▼

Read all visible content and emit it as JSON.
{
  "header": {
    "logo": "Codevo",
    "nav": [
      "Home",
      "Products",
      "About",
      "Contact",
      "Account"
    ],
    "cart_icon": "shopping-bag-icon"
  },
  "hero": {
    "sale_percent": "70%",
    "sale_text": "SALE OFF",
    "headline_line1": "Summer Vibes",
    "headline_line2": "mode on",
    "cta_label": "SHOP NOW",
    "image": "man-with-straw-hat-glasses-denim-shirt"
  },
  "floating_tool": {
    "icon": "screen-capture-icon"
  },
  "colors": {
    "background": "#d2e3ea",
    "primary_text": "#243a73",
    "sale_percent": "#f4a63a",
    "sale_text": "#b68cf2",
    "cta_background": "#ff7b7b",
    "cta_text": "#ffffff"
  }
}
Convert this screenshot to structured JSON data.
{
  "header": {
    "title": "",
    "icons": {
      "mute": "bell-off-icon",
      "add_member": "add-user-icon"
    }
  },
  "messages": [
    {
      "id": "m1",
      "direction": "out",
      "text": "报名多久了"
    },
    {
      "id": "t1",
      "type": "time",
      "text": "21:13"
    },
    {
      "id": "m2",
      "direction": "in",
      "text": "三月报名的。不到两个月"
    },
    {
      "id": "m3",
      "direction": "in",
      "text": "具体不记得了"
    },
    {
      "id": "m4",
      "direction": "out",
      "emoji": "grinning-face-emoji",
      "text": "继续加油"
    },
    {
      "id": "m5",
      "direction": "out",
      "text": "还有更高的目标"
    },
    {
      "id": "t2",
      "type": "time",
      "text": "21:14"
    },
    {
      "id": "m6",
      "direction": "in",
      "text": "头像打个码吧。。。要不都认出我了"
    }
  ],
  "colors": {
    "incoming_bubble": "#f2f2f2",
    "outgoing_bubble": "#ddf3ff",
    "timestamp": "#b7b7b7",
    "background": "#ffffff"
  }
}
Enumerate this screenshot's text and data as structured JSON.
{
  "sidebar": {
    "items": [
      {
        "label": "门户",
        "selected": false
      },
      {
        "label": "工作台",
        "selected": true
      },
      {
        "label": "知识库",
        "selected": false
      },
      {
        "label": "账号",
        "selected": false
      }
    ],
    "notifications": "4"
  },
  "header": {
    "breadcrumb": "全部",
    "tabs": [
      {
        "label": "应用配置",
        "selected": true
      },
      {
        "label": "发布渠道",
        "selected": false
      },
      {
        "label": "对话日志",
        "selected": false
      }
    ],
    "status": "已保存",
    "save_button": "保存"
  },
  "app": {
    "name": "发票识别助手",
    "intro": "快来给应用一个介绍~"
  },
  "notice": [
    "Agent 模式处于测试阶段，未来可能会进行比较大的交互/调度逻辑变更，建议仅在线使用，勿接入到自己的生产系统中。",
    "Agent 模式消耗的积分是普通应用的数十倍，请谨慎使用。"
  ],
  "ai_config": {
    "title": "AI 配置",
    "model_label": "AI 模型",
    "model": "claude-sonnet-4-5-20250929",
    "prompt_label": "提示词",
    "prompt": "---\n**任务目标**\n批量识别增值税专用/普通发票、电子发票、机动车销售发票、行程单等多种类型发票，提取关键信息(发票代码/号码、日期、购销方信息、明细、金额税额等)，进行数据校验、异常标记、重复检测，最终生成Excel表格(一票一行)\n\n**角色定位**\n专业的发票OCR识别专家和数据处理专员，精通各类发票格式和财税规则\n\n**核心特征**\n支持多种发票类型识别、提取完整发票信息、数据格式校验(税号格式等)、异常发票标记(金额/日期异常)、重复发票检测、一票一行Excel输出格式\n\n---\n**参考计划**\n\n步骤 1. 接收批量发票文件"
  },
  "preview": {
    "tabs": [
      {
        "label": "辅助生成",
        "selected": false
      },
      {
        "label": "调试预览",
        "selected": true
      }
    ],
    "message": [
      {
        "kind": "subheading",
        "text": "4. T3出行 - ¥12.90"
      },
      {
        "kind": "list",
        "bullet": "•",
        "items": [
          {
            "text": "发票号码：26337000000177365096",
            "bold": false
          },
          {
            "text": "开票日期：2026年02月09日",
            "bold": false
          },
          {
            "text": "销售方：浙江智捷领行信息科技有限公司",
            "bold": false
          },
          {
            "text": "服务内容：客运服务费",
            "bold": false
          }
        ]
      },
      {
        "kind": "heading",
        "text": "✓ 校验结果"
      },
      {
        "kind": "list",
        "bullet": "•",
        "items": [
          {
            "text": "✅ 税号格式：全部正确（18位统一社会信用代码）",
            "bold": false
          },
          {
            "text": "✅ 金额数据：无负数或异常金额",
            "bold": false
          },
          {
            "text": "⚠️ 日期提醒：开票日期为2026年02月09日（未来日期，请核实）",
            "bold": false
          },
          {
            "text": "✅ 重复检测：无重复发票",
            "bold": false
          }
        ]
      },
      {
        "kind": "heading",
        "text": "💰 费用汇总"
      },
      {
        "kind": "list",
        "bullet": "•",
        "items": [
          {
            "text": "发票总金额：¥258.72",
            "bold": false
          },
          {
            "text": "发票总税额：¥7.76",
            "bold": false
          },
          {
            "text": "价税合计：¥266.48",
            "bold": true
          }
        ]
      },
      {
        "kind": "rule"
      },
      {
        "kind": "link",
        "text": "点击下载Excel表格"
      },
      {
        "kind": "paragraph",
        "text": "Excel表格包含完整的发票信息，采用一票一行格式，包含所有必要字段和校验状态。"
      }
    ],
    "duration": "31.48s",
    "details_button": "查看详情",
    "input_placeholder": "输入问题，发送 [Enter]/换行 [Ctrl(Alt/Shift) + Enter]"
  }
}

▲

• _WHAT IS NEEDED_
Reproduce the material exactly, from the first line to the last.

• _EXPECTED ANSWER_
Read all visible content and emit it as JSON.
{
  "header": {
    "logo": "Codevo",
    "nav": [
      "Home",
      "Products",
      "About",
      "Contact",
      "Account"
    ],
    "cart_icon": "shopping-bag-icon"
  },
  "hero": {
    "sale_percent": "70%",
    "sale_text": "SALE OFF",
    "headline_line1": "Summer Vibes",
    "headline_line2": "mode on",
    "cta_label": "SHOP NOW",
    "image": "man-with-straw-hat-glasses-denim-shirt"
  },
  "floating_tool": {
    "icon": "screen-capture-icon"
  },
  "colors": {
    "background": "#d2e3ea",
    "primary_text": "#243a73",
    "sale_percent": "#f4a63a",
    "sale_text": "#b68cf2",
    "cta_background": "#ff7b7b",
    "cta_text": "#ffffff"
  }
}
Convert this screenshot to structured JSON data.
{
  "header": {
    "title": "",
    "icons": {
      "mute": "bell-off-icon",
      "add_member": "add-user-icon"
    }
  },
  "messages": [
    {
      "id": "m1",
      "direction": "out",
      "text": "报名多久了"
    },
    {
      "id": "t1",
      "type": "time",
      "text": "21:13"
    },
    {
      "id": "m2",
      "direction": "in",
      "text": "三月报名的。不到两个月"
    },
    {
      "id": "m3",
      "direction": "in",
      "text": "具体不记得了"
    },
    {
      "id": "m4",
      "direction": "out",
      "emoji": "grinning-face-emoji",
      "text": "继续加油"
    },
    {
      "id": "m5",
      "direction": "out",
      "text": "还有更高的目标"
    },
    {
      "id": "t2",
      "type": "time",
      "text": "21:14"
    },
    {
      "id": "m6",
      "direction": "in",
      "text": "头像打个码吧。。。要不都认出我了"
    }
  ],
  "colors": {
    "incoming_bubble": "#f2f2f2",
    "outgoing_bubble": "#ddf3ff",
    "timestamp": "#b7b7b7",
    "background": "#ffffff"
  }
}
Enumerate this screenshot's text and data as structured JSON.
{
  "sidebar": {
    "items": [
      {
        "label": "门户",
        "selected": false
      },
      {
        "label": "工作台",
        "selected": true
      },
      {
        "label": "知识库",
        "selected": false
      },
      {
        "label": "账号",
        "selected": false
      }
    ],
    "notifications": "4"
  },
  "header": {
    "breadcrumb": "全部",
    "tabs": [
      {
        "label": "应用配置",
        "selected": true
      },
      {
        "label": "发布渠道",
        "selected": false
      },
      {
        "label": "对话日志",
        "selected": false
      }
    ],
    "status": "已保存",
    "save_button": "保存"
  },
  "app": {
    "name": "发票识别助手",
    "intro": "快来给应用一个介绍~"
  },
  "notice": [
    "Agent 模式处于测试阶段，未来可能会进行比较大的交互/调度逻辑变更，建议仅在线使用，勿接入到自己的生产系统中。",
    "Agent 模式消耗的积分是普通应用的数十倍，请谨慎使用。"
  ],
  "ai_config": {
    "title": "AI 配置",
    "model_label": "AI 模型",
    "model": "claude-sonnet-4-5-20250929",
    "prompt_label": "提示词",
    "prompt": "---\n**任务目标**\n批量识别增值税专用/普通发票、电子发票、机动车销售发票、行程单等多种类型发票，提取关键信息(发票代码/号码、日期、购销方信息、明细、金额税额等)，进行数据校验、异常标记、重复检测，最终生成Excel表格(一票一行)\n\n**角色定位**\n专业的发票OCR识别专家和数据处理专员，精通各类发票格式和财税规则\n\n**核心特征**\n支持多种发票类型识别、提取完整发票信息、数据格式校验(税号格式等)、异常发票标记(金额/日期异常)、重复发票检测、一票一行Excel输出格式\n\n---\n**参考计划**\n\n步骤 1. 接收批量发票文件"
  },
  "preview": {
    "tabs": [
      {
        "label": "辅助生成",
        "selected": false
      },
      {
        "label": "调试预览",
        "selected": true
      }
    ],
    "message": [
      {
        "kind": "subheading",
        "text": "4. T3出行 - ¥12.90"
      },
      {
        "kind": "list",
        "bullet": "•",
        "items": [
          {
            "text": "发票号码：26337000000177365096",
            "bold": false
          },
          {
            "text": "开票日期：2026年02月09日",
            "bold": false
          },
          {
            "text": "销售方：浙江智捷领行信息科技有限公司",
            "bold": false
          },
          {
            "text": "服务内容：客运服务费",
            "bold": false
          }
        ]
      },
      {
        "kind": "heading",
        "text": "✓ 校验结果"
      },
      {
        "kind": "list",
        "bullet": "•",
        "items": [
          {
            "text": "✅ 税号格式：全部正确（18位统一社会信用代码）",
            "bold": false
          },
          {
            "text": "✅ 金额数据：无负数或异常金额",
            "bold": false
          },
          {
            "text": "⚠️ 日期提醒：开票日期为2026年02月09日（未来日期，请核实）",
            "bold": false
          },
          {
            "text": "✅ 重复检测：无重复发票",
            "bold": false
          }
        ]
      },
      {
        "kind": "heading",
        "text": "💰 费用汇总"
      },
      {
        "kind": "list",
        "bullet": "•",
        "items": [
          {
            "text": "发票总金额：¥258.72",
            "bold": false
          },
          {
            "text": "发票总税额：¥7.76",
            "bold": false
          },
          {
            "text": "价税合计：¥266.48",
            "bold": true
          }
        ]
      },
      {
        "kind": "rule"
      },
      {
        "kind": "link",
        "text": "点击下载Excel表格"
      },
      {
        "kind": "paragraph",
        "text": "Excel表格包含完整的发票信息，采用一票一行格式，包含所有必要字段和校验状态。"
      }
    ],
    "duration": "31.48s",
    "details_button": "查看详情",
    "input_placeholder": "输入问题，发送 [Enter]/换行 [Ctrl(Alt/Shift) + Enter]"
  }
}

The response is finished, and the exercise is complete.